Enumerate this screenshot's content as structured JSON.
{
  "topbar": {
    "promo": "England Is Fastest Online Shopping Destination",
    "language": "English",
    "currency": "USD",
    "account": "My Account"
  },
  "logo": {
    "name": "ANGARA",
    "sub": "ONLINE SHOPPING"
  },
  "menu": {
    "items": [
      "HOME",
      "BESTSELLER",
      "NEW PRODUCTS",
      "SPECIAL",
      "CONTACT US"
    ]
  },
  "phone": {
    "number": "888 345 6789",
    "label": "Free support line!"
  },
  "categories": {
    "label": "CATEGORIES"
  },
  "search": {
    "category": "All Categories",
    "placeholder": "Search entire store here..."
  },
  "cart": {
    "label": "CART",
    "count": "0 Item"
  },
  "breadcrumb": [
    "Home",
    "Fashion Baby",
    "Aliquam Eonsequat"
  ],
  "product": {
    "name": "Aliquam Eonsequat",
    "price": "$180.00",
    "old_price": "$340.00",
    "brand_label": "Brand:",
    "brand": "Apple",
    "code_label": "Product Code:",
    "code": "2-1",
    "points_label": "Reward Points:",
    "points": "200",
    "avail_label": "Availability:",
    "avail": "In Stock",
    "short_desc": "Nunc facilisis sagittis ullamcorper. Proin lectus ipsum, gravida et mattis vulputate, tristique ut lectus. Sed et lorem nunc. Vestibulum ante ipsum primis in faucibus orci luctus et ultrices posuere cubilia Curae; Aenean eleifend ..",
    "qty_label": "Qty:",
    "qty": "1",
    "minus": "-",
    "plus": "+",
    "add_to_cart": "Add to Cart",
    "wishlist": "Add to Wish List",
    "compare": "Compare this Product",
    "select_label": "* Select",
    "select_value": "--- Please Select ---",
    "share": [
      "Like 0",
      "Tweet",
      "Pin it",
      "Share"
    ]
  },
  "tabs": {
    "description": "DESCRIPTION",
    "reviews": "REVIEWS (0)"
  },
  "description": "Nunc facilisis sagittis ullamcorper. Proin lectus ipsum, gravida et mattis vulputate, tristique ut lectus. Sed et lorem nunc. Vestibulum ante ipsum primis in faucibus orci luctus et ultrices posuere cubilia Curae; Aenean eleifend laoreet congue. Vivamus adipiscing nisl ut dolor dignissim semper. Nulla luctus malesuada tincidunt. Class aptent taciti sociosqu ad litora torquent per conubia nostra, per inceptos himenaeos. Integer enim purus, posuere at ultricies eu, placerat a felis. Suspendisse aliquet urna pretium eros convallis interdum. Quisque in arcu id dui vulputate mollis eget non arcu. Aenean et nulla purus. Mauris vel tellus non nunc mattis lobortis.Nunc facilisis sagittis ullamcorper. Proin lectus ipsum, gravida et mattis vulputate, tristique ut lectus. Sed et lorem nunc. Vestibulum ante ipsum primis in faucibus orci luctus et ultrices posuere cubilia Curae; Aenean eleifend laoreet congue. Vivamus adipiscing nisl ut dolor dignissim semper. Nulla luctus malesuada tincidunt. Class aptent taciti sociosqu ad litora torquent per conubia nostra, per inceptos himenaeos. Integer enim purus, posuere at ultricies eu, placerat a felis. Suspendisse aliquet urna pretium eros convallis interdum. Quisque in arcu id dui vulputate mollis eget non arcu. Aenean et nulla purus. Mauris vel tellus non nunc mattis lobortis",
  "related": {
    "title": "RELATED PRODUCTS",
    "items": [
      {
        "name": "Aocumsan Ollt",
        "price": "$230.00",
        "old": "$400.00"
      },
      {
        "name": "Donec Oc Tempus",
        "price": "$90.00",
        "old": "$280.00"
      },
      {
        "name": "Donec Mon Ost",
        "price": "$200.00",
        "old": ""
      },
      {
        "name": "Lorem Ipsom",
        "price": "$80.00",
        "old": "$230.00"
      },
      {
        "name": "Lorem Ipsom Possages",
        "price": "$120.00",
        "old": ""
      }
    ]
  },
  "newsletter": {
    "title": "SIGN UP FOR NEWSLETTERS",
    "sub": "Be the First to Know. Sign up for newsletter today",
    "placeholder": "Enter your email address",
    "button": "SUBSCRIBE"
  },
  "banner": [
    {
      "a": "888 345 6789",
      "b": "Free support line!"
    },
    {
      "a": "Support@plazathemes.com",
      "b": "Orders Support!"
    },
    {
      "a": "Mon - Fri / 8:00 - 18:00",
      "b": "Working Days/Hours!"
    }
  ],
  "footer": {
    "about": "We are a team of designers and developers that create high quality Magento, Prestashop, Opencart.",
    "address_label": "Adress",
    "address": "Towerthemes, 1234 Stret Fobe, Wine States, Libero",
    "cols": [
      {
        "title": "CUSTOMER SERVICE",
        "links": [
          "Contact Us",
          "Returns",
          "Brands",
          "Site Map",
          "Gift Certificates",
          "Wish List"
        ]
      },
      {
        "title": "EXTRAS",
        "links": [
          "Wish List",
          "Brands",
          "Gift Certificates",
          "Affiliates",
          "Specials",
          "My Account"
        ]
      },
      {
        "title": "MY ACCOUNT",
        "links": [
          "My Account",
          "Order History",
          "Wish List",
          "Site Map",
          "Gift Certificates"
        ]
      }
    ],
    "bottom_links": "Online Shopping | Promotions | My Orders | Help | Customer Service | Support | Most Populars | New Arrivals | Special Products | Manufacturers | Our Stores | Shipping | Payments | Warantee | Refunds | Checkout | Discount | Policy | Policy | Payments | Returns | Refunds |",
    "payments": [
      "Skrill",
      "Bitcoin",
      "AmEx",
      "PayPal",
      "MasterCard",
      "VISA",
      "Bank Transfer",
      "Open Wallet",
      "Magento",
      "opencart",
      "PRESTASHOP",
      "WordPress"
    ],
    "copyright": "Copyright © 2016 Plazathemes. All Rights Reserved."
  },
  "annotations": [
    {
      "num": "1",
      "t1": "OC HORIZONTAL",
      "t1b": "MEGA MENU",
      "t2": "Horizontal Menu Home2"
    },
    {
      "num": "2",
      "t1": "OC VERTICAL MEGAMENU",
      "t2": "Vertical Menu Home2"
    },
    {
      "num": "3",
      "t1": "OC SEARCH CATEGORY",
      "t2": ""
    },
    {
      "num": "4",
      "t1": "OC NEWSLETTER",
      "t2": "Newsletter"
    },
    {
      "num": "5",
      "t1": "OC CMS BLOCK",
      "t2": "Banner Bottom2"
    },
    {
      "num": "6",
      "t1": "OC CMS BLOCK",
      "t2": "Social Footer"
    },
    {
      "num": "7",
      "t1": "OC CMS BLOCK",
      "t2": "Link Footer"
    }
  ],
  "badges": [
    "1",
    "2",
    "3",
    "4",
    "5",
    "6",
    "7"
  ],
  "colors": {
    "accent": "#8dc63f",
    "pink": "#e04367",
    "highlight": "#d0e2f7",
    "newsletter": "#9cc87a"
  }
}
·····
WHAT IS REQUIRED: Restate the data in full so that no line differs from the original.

EXERCISE SOLUTION:
Enumerate this screenshot's content as structured JSON.
{
  "topbar": {
    "promo": "England Is Fastest Online Shopping Destination",
    "language": "English",
    "currency": "USD",
    "account": "My Account"
  },
  "logo": {
    "name": "ANGARA",
    "sub": "ONLINE SHOPPING"
  },
  "menu": {
    "items": [
      "HOME",
      "BESTSELLER",
      "NEW PRODUCTS",
      "SPECIAL",
      "CONTACT US"
    ]
  },
  "phone": {
    "number": "888 345 6789",
    "label": "Free support line!"
  },
  "categories": {
    "label": "CATEGORIES"
  },
  "search": {
    "category": "All Categories",
    "placeholder": "Search entire store here..."
  },
  "cart": {
    "label": "CART",
    "count": "0 Item"
  },
  "breadcrumb": [
    "Home",
    "Fashion Baby",
    "Aliquam Eonsequat"
  ],
  "product": {
    "name": "Aliquam Eonsequat",
    "price": "$180.00",
    "old_price": "$340.00",
    "brand_label": "Brand:",
    "brand": "Apple",
    "code_label": "Product Code:",
    "code": "2-1",
    "points_label": "Reward Points:",
    "points": "200",
    "avail_label": "Availability:",
    "avail": "In Stock",
    "short_desc": "Nunc facilisis sagittis ullamcorper. Proin lectus ipsum, gravida et mattis vulputate, tristique ut lectus. Sed et lorem nunc. Vestibulum ante ipsum primis in faucibus orci luctus et ultrices posuere cubilia Curae; Aenean eleifend ..",
    "qty_label": "Qty:",
    "qty": "1",
    "minus": "-",
    "plus": "+",
    "add_to_cart": "Add to Cart",
    "wishlist": "Add to Wish List",
    "compare": "Compare this Product",
    "select_label": "* Select",
    "select_value": "--- Please Select ---",
    "share": [
      "Like 0",
      "Tweet",
      "Pin it",
      "Share"
    ]
  },
  "tabs": {
    "description": "DESCRIPTION",
    "reviews": "REVIEWS (0)"
  },
  "description": "Nunc facilisis sagittis ullamcorper. Proin lectus ipsum, gravida et mattis vulputate, tristique ut lectus. Sed et lorem nunc. Vestibulum ante ipsum primis in faucibus orci luctus et ultrices posuere cubilia Curae; Aenean eleifend laoreet congue. Vivamus adipiscing nisl ut dolor dignissim semper. Nulla luctus malesuada tincidunt. Class aptent taciti sociosqu ad litora torquent per conubia nostra, per inceptos himenaeos. Integer enim purus, posuere at ultricies eu, placerat a felis. Suspendisse aliquet urna pretium eros convallis interdum. Quisque in arcu id dui vulputate mollis eget non arcu. Aenean et nulla purus. Mauris vel tellus non nunc mattis lobortis.Nunc facilisis sagittis ullamcorper. Proin lectus ipsum, gravida et mattis vulputate, tristique ut lectus. Sed et lorem nunc. Vestibulum ante ipsum primis in faucibus orci luctus et ultrices posuere cubilia Curae; Aenean eleifend laoreet congue. Vivamus adipiscing nisl ut dolor dignissim semper. Nulla luctus malesuada tincidunt. Class aptent taciti sociosqu ad litora torquent per conubia nostra, per inceptos himenaeos. Integer enim purus, posuere at ultricies eu, placerat a felis. Suspendisse aliquet urna pretium eros convallis interdum. Quisque in arcu id dui vulputate mollis eget non arcu. Aenean et nulla purus. Mauris vel tellus non nunc mattis lobortis",
  "related": {
    "title": "RELATED PRODUCTS",
    "items": [
      {
        "name": "Aocumsan Ollt",
        "price": "$230.00",
        "old": "$400.00"
      },
      {
        "name": "Donec Oc Tempus",
        "price": "$90.00",
        "old": "$280.00"
      },
      {
        "name": "Donec Mon Ost",
        "price": "$200.00",
        "old": ""
      },
      {
        "name": "Lorem Ipsom",
        "price": "$80.00",
        "old": "$230.00"
      },
      {
        "name": "Lorem Ipsom Possages",
        "price": "$120.00",
        "old": ""
      }
    ]
  },
  "newsletter": {
    "title": "SIGN UP FOR NEWSLETTERS",
    "sub": "Be the First to Know. Sign up for newsletter today",
    "placeholder": "Enter your email address",
    "button": "SUBSCRIBE"
  },
  "banner": [
    {
      "a": "888 345 6789",
      "b": "Free support line!"
    },
    {
      "a": "Support@plazathemes.com",
      "b": "Orders Support!"
    },
    {
      "a": "Mon - Fri / 8:00 - 18:00",
      "b": "Working Days/Hours!"
    }
  ],
  "footer": {
    "about": "We are a team of designers and developers that create high quality Magento, Prestashop, Opencart.",
    "address_label": "Adress",
    "address": "Towerthemes, 1234 Stret Fobe, Wine States, Libero",
    "cols": [
      {
        "title": "CUSTOMER SERVICE",
        "links": [
          "Contact Us",
          "Returns",
          "Brands",
          "Site Map",
          "Gift Certificates",
          "Wish List"
        ]
      },
      {
        "title": "EXTRAS",
        "links": [
          "Wish List",
          "Brands",
          "Gift Certificates",
          "Affiliates",
          "Specials",
          "My Account"
        ]
      },
      {
        "title": "MY ACCOUNT",
        "links": [
          "My Account",
          "Order History",
          "Wish List",
          "Site Map",
          "Gift Certificates"
        ]
      }
    ],
    "bottom_links": "Online Shopping | Promotions | My Orders | Help | Customer Service | Support | Most Populars | New Arrivals | Special Products | Manufacturers | Our Stores | Shipping | Payments | Warantee | Refunds | Checkout | Discount | Policy | Policy | Payments | Returns | Refunds |",
    "payments": [
      "Skrill",
      "Bitcoin",
      "AmEx",
      "PayPal",
      "MasterCard",
      "VISA",
      "Bank Transfer",
      "Open Wallet",
      "Magento",
      "opencart",
      "PRESTASHOP",
      "WordPress"
    ],
    "copyright": "Copyright © 2016 Plazathemes. All Rights Reserved."
  },
  "annotations": [
    {
      "num": "1",
      "t1": "OC HORIZONTAL",
      "t1b": "MEGA MENU",
      "t2": "Horizontal Menu Home2"
    },
    {
      "num": "2",
      "t1": "OC VERTICAL MEGAMENU",
      "t2": "Vertical Menu Home2"
    },
    {
      "num": "3",
      "t1": "OC SEARCH CATEGORY",
      "t2": ""
    },
    {
      "num": "4",
      "t1": "OC NEWSLETTER",
      "t2": "Newsletter"
    },
    {
      "num": "5",
      "t1": "OC CMS BLOCK",
      "t2": "Banner Bottom2"
    },
    {
      "num": "6",
      "t1": "OC CMS BLOCK",
      "t2": "Social Footer"
    },
    {
      "num": "7",
      "t1": "OC CMS BLOCK",
      "t2": "Link Footer"
    }
  ],
  "badges": [
    "1",
    "2",
    "3",
    "4",
    "5",
    "6",
    "7"
  ],
  "colors": {
    "accent": "#8dc63f",
    "pink": "#e04367",
    "highlight": "#d0e2f7",
    "newsletter": "#9cc87a"
  }
}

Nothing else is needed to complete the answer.